Pablo Strauss

Pablo Strauss is the translator of many works of fiction from Quebec, including Aquariums by J.D. Kurtness and The Second Substance by Anne Lardeux.

Reviews by Pablo Strauss:

June 16, 2023
Dalie Giroux asks important questions about history, colonialism, and Quebec identity.
March 20, 2020
Who Belongs in Quebec?: Identity Politics in a Changing Society closely examines recent political developments and landmark events in Quebec, including the 2018 election of the Coalition Avenir Québec (CAQ) majority government, debates around Quebec’s Charter of Values, and the secularism law, Bill 21.
November 3, 2019
Sean Michaels’s second novel is about luck. The Wagers also casts a tender, incandescent light on ramshackle grocery stores, extended families, stand-up comedy, sibling rivalry, romantic and platonic love, art-making, and an unnamed city that looks uncannily like Montreal.
March 23, 2019
Expect neither Skil saws nor crowbars in Montreal writer and translator David Homel’s eighth novel: the “teardown” he explores with perspicacity is the mindset of a narrator who, like the older homes in his childhood neighbourhood, remains structurally sound but feels unjustly rendered worthless in a volatile, financialized new world order.
July 7, 2018
By now we know money can’t buy happiness. But why can’t it even bring reprieve from financial worry? Can anyone find freedom and meaning in our capitalist paradise, or is the human obsession with money pathological and insurmountable?
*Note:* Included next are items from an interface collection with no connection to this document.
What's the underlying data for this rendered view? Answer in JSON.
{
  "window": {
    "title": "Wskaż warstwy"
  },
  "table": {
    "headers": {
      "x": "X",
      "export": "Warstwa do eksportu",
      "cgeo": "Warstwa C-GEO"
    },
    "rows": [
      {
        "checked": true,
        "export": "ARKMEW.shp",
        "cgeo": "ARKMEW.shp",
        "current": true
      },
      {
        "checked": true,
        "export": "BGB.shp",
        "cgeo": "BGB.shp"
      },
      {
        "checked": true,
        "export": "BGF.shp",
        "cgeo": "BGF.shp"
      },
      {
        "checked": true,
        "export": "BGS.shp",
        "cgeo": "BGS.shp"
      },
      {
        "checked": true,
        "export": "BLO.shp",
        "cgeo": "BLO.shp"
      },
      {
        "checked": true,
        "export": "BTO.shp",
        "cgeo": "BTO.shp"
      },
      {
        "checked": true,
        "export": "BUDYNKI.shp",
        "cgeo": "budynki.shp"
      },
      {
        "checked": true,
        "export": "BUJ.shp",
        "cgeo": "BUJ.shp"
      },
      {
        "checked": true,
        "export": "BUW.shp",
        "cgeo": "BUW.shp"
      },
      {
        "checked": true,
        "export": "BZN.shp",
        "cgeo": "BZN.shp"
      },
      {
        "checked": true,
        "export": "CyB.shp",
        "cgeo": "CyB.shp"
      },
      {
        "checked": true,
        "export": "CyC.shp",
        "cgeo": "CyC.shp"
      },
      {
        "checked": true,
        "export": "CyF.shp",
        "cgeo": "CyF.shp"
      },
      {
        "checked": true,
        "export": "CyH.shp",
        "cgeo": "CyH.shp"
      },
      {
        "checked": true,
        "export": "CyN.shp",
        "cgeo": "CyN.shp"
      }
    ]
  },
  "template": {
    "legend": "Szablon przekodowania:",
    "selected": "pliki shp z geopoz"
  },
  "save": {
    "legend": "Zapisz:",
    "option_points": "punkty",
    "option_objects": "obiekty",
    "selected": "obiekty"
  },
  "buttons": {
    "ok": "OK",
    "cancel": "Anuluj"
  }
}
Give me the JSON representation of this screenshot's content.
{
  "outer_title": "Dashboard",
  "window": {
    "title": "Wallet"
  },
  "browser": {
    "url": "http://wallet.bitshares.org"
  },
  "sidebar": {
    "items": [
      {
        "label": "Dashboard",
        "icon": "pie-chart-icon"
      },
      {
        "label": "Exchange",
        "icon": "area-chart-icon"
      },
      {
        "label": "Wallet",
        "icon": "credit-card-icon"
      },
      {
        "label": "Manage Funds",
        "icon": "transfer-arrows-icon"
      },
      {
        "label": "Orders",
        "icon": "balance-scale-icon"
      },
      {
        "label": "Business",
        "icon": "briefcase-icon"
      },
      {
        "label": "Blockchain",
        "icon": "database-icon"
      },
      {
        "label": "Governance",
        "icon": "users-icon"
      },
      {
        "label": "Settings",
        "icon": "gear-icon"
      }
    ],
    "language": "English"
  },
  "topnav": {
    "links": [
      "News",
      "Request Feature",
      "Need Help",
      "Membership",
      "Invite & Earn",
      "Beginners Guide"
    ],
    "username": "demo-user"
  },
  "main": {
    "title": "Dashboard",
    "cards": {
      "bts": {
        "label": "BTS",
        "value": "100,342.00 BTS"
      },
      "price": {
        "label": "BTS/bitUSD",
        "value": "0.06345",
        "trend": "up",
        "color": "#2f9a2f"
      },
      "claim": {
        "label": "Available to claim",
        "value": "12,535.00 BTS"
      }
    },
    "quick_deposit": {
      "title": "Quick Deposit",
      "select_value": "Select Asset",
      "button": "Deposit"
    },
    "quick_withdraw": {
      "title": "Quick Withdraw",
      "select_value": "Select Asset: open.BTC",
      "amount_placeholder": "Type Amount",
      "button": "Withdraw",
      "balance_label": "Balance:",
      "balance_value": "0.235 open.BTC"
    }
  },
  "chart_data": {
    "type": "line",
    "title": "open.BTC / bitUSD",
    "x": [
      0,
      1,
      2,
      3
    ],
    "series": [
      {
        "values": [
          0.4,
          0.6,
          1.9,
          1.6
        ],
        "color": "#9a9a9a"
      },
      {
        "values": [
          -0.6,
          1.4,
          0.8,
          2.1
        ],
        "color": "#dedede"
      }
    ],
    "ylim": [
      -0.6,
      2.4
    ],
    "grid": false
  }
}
These questions run through all twelve of the stories collected in Net Worth.
July 7, 2017
A first novel without a single misstep, In a Wide Country showcases Robert Everett-Green’s unfaltering ability to fashion resonant set pieces from the raw materials of human memory – a striking image, a telling object, a colour, a snippet of dialogue, and healthy doses of hope and humiliation.
March 18, 2016
An elaborately coiffed woman, an intricate tapestry, and a woodblock sinking ship on the cover promise a story of love, history, and war. And Louis Carmain’s Guano delivers assuredly on all counts. But there’s also an off-white splotch that closer inspection reveals to be bird shit, a commodity once valuable enough to spark the minor war that provides the backdrop for this unsanitized yet sparkling historical novel with a sly contemporary feel.
November 6, 2015
Named for its author’s hometown, Samuel Archibald’s debut short-story collection Arvida is a grab bag of family lore, tall tales, idle boasts, and dark secrets – the kind of stories usually told around a kitchen table or campfire before vanishing into the night air like smoke.